Management Styles: Positive and Negative Reinforcement

Positive and negative reinforcement are common, often complementary tools used by managers to motivate workers. A positive reinforcement is a reward or incentive offered to an employee for meeting certain performance standards. A negative reinforcement is the use of a consequence, such as lost pay or a demotion, to discourage an employee from underperforming or behaving offensively or unethically.

Positive Basics

  1. Positive reinforcement includes verbal or written praising, informal or formal awards and pay structures that offer commission, bonuses, raises and promotional opportunities to high performers. Positive reinforcement motivates employees to meet a particular level of expectation. Routine use of this management style helps establish a positive work environment and maintain high employee morale. It also motivates employees to optimize work performance based on the belief that the effort put into work leads to positive outcomes for the company and the employee.


  1. Overuse of positive reinforcement can cause employees to underperform in some instances. For instance, a manager who rewards a sales employee heavily for barely reaching a $10,000 quota in a given month may create a psychological belief by the employee that this is his highest level of expectation. Progressive goal-setting can help overcome this concern. Also, other employees may become envious when seeing colleagues get praise and rewards much more consistently. In team environments, balancing rewards for individual performance and team achievements is a primary concern.

Negative Basics
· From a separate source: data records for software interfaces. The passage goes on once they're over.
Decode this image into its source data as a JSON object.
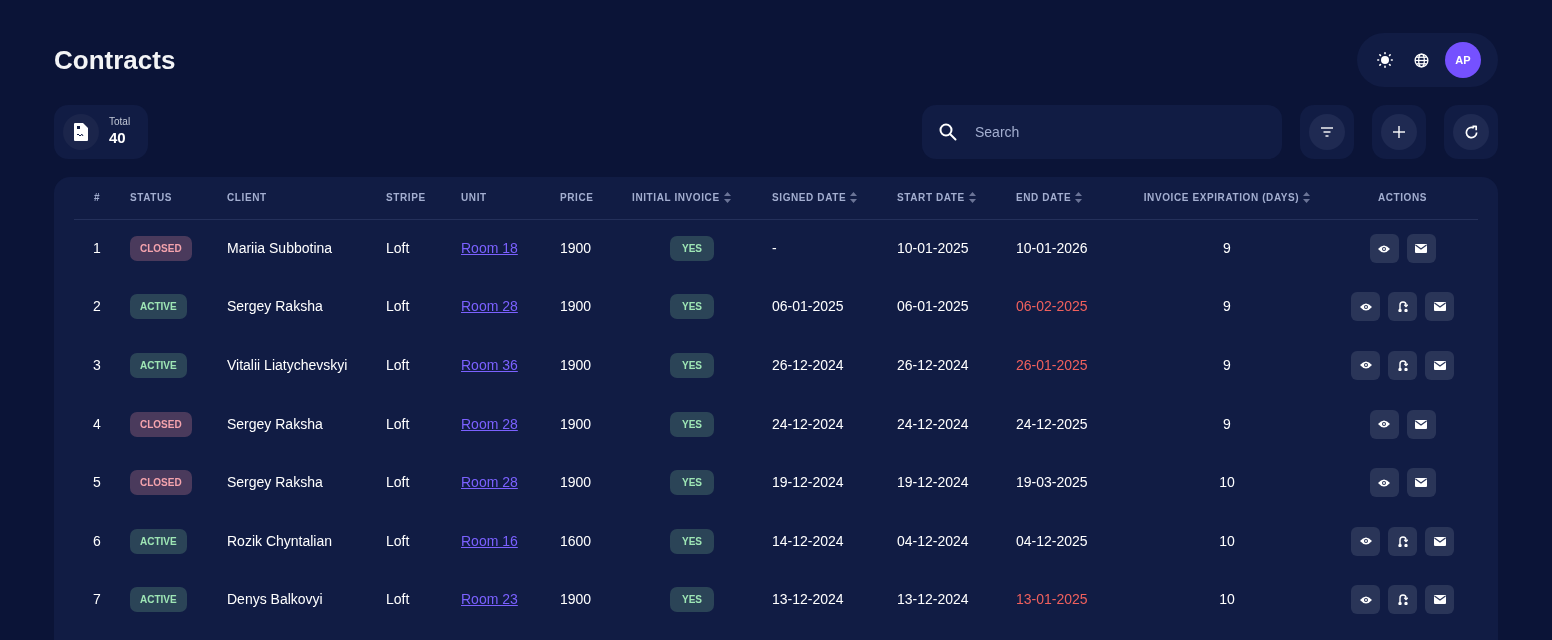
{
  "page": {
    "title": "Contracts"
  },
  "header_controls": {
    "avatar_initials": "AP"
  },
  "summary": {
    "label": "Total",
    "value": "40"
  },
  "search": {
    "placeholder": "Search"
  },
  "table": {
    "columns": [
      {
        "label": "#",
        "sortable": false
      },
      {
        "label": "STATUS",
        "sortable": false
      },
      {
        "label": "CLIENT",
        "sortable": false
      },
      {
        "label": "STRIPE",
        "sortable": false
      },
      {
        "label": "UNIT",
        "sortable": false
      },
      {
        "label": "PRICE",
        "sortable": false
      },
      {
        "label": "INITIAL INVOICE",
        "sortable": true
      },
      {
        "label": "SIGNED DATE",
        "sortable": true
      },
      {
        "label": "START DATE",
        "sortable": true
      },
      {
        "label": "END DATE",
        "sortable": true
      },
      {
        "label": "INVOICE EXPIRATION (DAYS)",
        "sortable": true
      },
      {
        "label": "ACTIONS",
        "sortable": false
      }
    ],
    "rows": [
      {
        "number": "1",
        "status": {
          "label": "CLOSED",
          "kind": "closed"
        },
        "client": "Mariia Subbotina",
        "stripe": "Loft",
        "unit": "Room 18",
        "price": "1900",
        "initial_invoice": "YES",
        "signed_date": "-",
        "start_date": "10-01-2025",
        "end_date": "10-01-2026",
        "end_overdue": false,
        "invoice_expiration": "9",
        "actions": [
          {
            "kind": "view"
          },
          {
            "kind": "email"
          }
        ]
      },
      {
        "number": "2",
        "status": {
          "label": "ACTIVE",
          "kind": "active"
        },
        "client": "Sergey Raksha",
        "stripe": "Loft",
        "unit": "Room 28",
        "price": "1900",
        "initial_invoice": "YES",
        "signed_date": "06-01-2025",
        "start_date": "06-01-2025",
        "end_date": "06-02-2025",
        "end_overdue": true,
        "invoice_expiration": "9",
        "actions": [
          {
            "kind": "view"
          },
          {
            "kind": "transfer"
          },
          {
            "kind": "email"
          }
        ]
      },
      {
        "number": "3",
        "status": {
          "label": "ACTIVE",
          "kind": "active"
        },
        "client": "Vitalii Liatychevskyi",
        "stripe": "Loft",
        "unit": "Room 36",
        "price": "1900",
        "initial_invoice": "YES",
        "signed_date": "26-12-2024",
        "start_date": "26-12-2024",
        "end_date": "26-01-2025",
        "end_overdue": true,
        "invoice_expiration": "9",
        "actions": [
          {
            "kind": "view"
          },
          {
            "kind": "transfer"
          },
          {
            "kind": "email"
          }
        ]
      },
      {
        "number": "4",
        "status": {
          "label": "CLOSED",
          "kind": "closed"
        },
        "client": "Sergey Raksha",
        "stripe": "Loft",
        "unit": "Room 28",
        "price": "1900",
        "initial_invoice": "YES",
        "signed_date": "24-12-2024",
        "start_date": "24-12-2024",
        "end_date": "24-12-2025",
        "end_overdue": false,
        "invoice_expiration": "9",
        "actions": [
          {
            "kind": "view"
          },
          {
            "kind": "email"
          }
        ]
      },
      {
        "number": "5",
        "status": {
          "label": "CLOSED",
          "kind": "closed"
        },
        "client": "Sergey Raksha",
        "stripe": "Loft",
        "unit": "Room 28",
        "price": "1900",
        "initial_invoice": "YES",
        "signed_date": "19-12-2024",
        "start_date": "19-12-2024",
        "end_date": "19-03-2025",
        "end_overdue": false,
        "invoice_expiration": "10",
        "actions": [
          {
            "kind": "view"
          },
          {
            "kind": "email"
          }
        ]
      },
      {
        "number": "6",
        "status": {
          "label": "ACTIVE",
          "kind": "active"
        },
        "client": "Rozik Chyntalian",
        "stripe": "Loft",
        "unit": "Room 16",
        "price": "1600",
        "initial_invoice": "YES",
        "signed_date": "14-12-2024",
        "start_date": "04-12-2024",
        "end_date": "04-12-2025",
        "end_overdue": false,
        "invoice_expiration": "10",
        "actions": [
          {
            "kind": "view"
          },
          {
            "kind": "transfer"
          },
          {
            "kind": "email"
          }
        ]
      },
      {
        "number": "7",
        "status": {
          "label": "ACTIVE",
          "kind": "active"
        },
        "client": "Denys Balkovyi",
        "stripe": "Loft",
        "unit": "Room 23",
        "price": "1900",
        "initial_invoice": "YES",
        "signed_date": "13-12-2024",
        "start_date": "13-12-2024",
        "end_date": "13-01-2025",
        "end_overdue": true,
        "invoice_expiration": "10",
        "actions": [
          {
            "kind": "view"
          },
          {
            "kind": "transfer"
          },
          {
            "kind": "email"
          }
        ]
      }
    ]
  }
}
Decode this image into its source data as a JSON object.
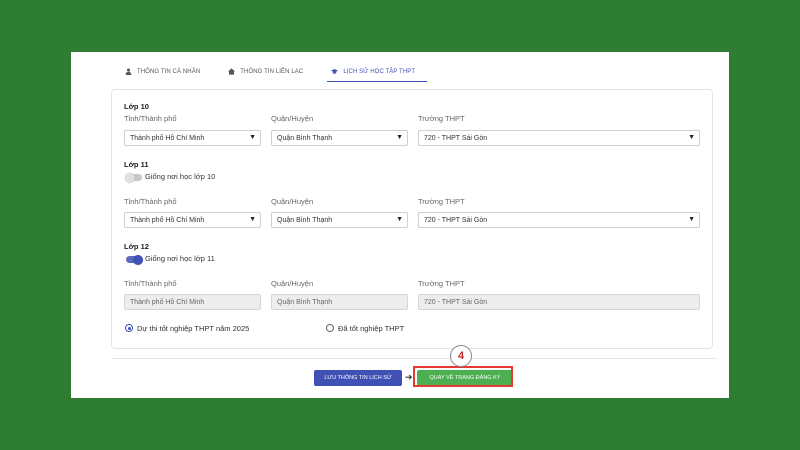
{
  "tabs": [
    {
      "label": "THÔNG TIN CÁ NHÂN",
      "icon": "person-icon"
    },
    {
      "label": "THÔNG TIN LIÊN LẠC",
      "icon": "home-icon"
    },
    {
      "label": "LỊCH SỬ HỌC TẬP THPT",
      "icon": "graduation-cap-icon",
      "active": true
    }
  ],
  "labels": {
    "city": "Tỉnh/Thành phố",
    "district": "Quận/Huyện",
    "school": "Trường THPT"
  },
  "grade10": {
    "title": "Lớp 10",
    "city": "Thành phố Hồ Chí Minh",
    "district": "Quận Bình Thạnh",
    "school": "720 - THPT Sài Gòn"
  },
  "grade11": {
    "title": "Lớp 11",
    "toggle_label": "Giống nơi học lớp 10",
    "toggle_on": false,
    "city": "Thành phố Hồ Chí Minh",
    "district": "Quận Bình Thạnh",
    "school": "720 - THPT Sài Gòn"
  },
  "grade12": {
    "title": "Lớp 12",
    "toggle_label": "Giống nơi học lớp 11",
    "toggle_on": true,
    "city": "Thành phố Hồ Chí Minh",
    "district": "Quận Bình Thạnh",
    "school": "720 - THPT Sài Gòn"
  },
  "options": {
    "exam_2025": "Dự thi tốt nghiệp THPT năm 2025",
    "graduated": "Đã tốt nghiệp THPT",
    "selected": "exam_2025"
  },
  "buttons": {
    "save": "LƯU THÔNG TIN LỊCH SỬ",
    "back": "QUAY VỀ TRANG ĐĂNG KÝ"
  },
  "annotation": {
    "step": "4",
    "arrow": "➔"
  },
  "colors": {
    "background": "#2e7d32",
    "primary": "#3f51b5",
    "success": "#4caf50",
    "highlight": "#e53935"
  }
}
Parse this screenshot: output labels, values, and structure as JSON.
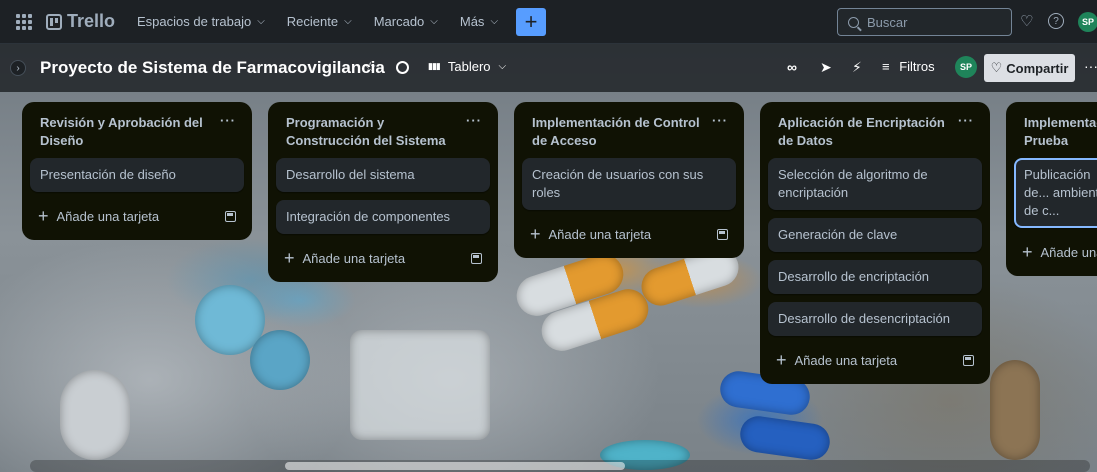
{
  "topbar": {
    "brand": "Trello",
    "nav": [
      {
        "label": "Espacios de trabajo"
      },
      {
        "label": "Reciente"
      },
      {
        "label": "Marcado"
      },
      {
        "label": "Más"
      }
    ],
    "create_label": "+",
    "search_placeholder": "Buscar",
    "avatar_initials": "SP"
  },
  "board": {
    "title": "Proyecto de Sistema de Farmacovigilancia",
    "view_label": "Tablero",
    "filters_label": "Filtros",
    "member_initials": "SP",
    "share_label": "Compartir",
    "more_label": "···"
  },
  "lists": [
    {
      "title": "Revisión y Aprobación del Diseño",
      "cards": [
        "Presentación de diseño"
      ],
      "add_label": "Añade una tarjeta"
    },
    {
      "title": "Programación y Construcción del Sistema",
      "cards": [
        "Desarrollo del sistema",
        "Integración de componentes"
      ],
      "add_label": "Añade una tarjeta"
    },
    {
      "title": "Implementación de Control de Acceso",
      "cards": [
        "Creación de usuarios con sus roles"
      ],
      "add_label": "Añade una tarjeta"
    },
    {
      "title": "Aplicación de Encriptación de Datos",
      "cards": [
        "Selección de algoritmo de encriptación",
        "Generación de clave",
        "Desarrollo de encriptación",
        "Desarrollo de desencriptación"
      ],
      "add_label": "Añade una tarjeta"
    },
    {
      "title": "Implementaci... Prueba",
      "cards": [
        "Publicación de... ambiente de c..."
      ],
      "add_label": "Añade una"
    }
  ],
  "colors": {
    "topbar_bg": "#1d2125",
    "list_bg": "#101204",
    "card_bg": "#22272b",
    "accent": "#579dff",
    "avatar": "#1f845a"
  }
}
  1. Negative reinforcement has its place in good management as well. Cutting hours of a part-time employee, reprimanding an employee verbally or through formal documentation, demotion and termination are all example of negative consequences used to promote good performance. Clearly communicating expectations and negative consequences of poor decisions and behaviors up front is integral to an effective management style. Company policy manuals and conduct codes, for instance, usually identify standards of acceptable behavior and discipline processes if they aren't met. The point is to discourage employees from undesirable outcomes and toward positive rewards. Negative reinforcement coupled with rewards for positive behaviors creates a good balance.


  1. Concerns about negative reinforcement often refer to extreme use. Over-reliance on negative reinforcement, including punishments with no intent to correct behavior, leads to a low morale workplace characterized by anxiety and fear. Some managers overuse threats as a way to drive employees to perform up to par. While this may lead to short-term production, it rarely contributes to strong, long-term success. Public criticism or communication of negative reinforcements to an employee demeans and demotivates that employee as well as his co-workers. Demotions and termination also could lead to discrimination lawsuits and unlawful termination allegations if the company doesn't document the poor performance well and terminates without just cause.